** Opening Records supplied block **

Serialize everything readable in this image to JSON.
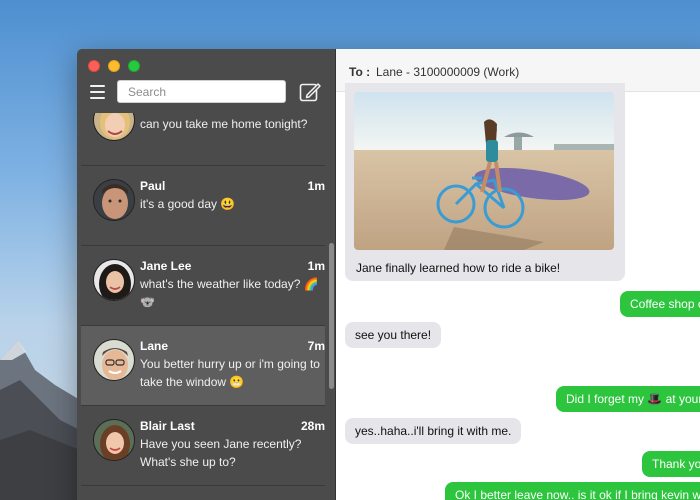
{
  "search": {
    "placeholder": "Search"
  },
  "conversations": [
    {
      "name": "",
      "time": "",
      "preview": "can you take me home tonight?"
    },
    {
      "name": "Paul",
      "time": "1m",
      "preview": "it's a good day 😃"
    },
    {
      "name": "Jane Lee",
      "time": "1m",
      "preview": "what's the weather like today? 🌈🐨"
    },
    {
      "name": "Lane",
      "time": "7m",
      "preview": "You better hurry up or i'm going to take the window 😬"
    },
    {
      "name": "Blair Last",
      "time": "28m",
      "preview": "Have you seen Jane recently? What's she up to?"
    }
  ],
  "chat": {
    "to_label": "To :",
    "to_value": "Lane - 3100000009 (Work)",
    "messages": [
      {
        "dir": "in",
        "text": "Jane finally learned how to ride a bike!"
      },
      {
        "dir": "out",
        "text": "Coffee shop on"
      },
      {
        "dir": "in",
        "text": "see you there!"
      },
      {
        "dir": "out",
        "text": "Did I forget my 🎩 at your"
      },
      {
        "dir": "in",
        "text": "yes..haha..i'll bring it with me."
      },
      {
        "dir": "out",
        "text": "Thank you"
      },
      {
        "dir": "out",
        "text": "Ok I better leave now.. is it ok if I bring kevin with"
      }
    ]
  },
  "colors": {
    "sidebar": "#4b4b4b",
    "active_row": "#5e5e5e",
    "outgoing": "#2cc53d",
    "incoming": "#e5e5ea"
  }
}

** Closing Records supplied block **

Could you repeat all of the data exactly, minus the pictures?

**Completed exercise:**
Serialize everything readable in this image to JSON.
{
  "search": {
    "placeholder": "Search"
  },
  "conversations": [
    {
      "name": "",
      "time": "",
      "preview": "can you take me home tonight?"
    },
    {
      "name": "Paul",
      "time": "1m",
      "preview": "it's a good day 😃"
    },
    {
      "name": "Jane Lee",
      "time": "1m",
      "preview": "what's the weather like today? 🌈🐨"
    },
    {
      "name": "Lane",
      "time": "7m",
      "preview": "You better hurry up or i'm going to take the window 😬"
    },
    {
      "name": "Blair Last",
      "time": "28m",
      "preview": "Have you seen Jane recently? What's she up to?"
    }
  ],
  "chat": {
    "to_label": "To :",
    "to_value": "Lane - 3100000009 (Work)",
    "messages": [
      {
        "dir": "in",
        "text": "Jane finally learned how to ride a bike!"
      },
      {
        "dir": "out",
        "text": "Coffee shop on"
      },
      {
        "dir": "in",
        "text": "see you there!"
      },
      {
        "dir": "out",
        "text": "Did I forget my 🎩 at your"
      },
      {
        "dir": "in",
        "text": "yes..haha..i'll bring it with me."
      },
      {
        "dir": "out",
        "text": "Thank you"
      },
      {
        "dir": "out",
        "text": "Ok I better leave now.. is it ok if I bring kevin with"
      }
    ]
  },
  "colors": {
    "sidebar": "#4b4b4b",
    "active_row": "#5e5e5e",
    "outgoing": "#2cc53d",
    "incoming": "#e5e5ea"
  }
}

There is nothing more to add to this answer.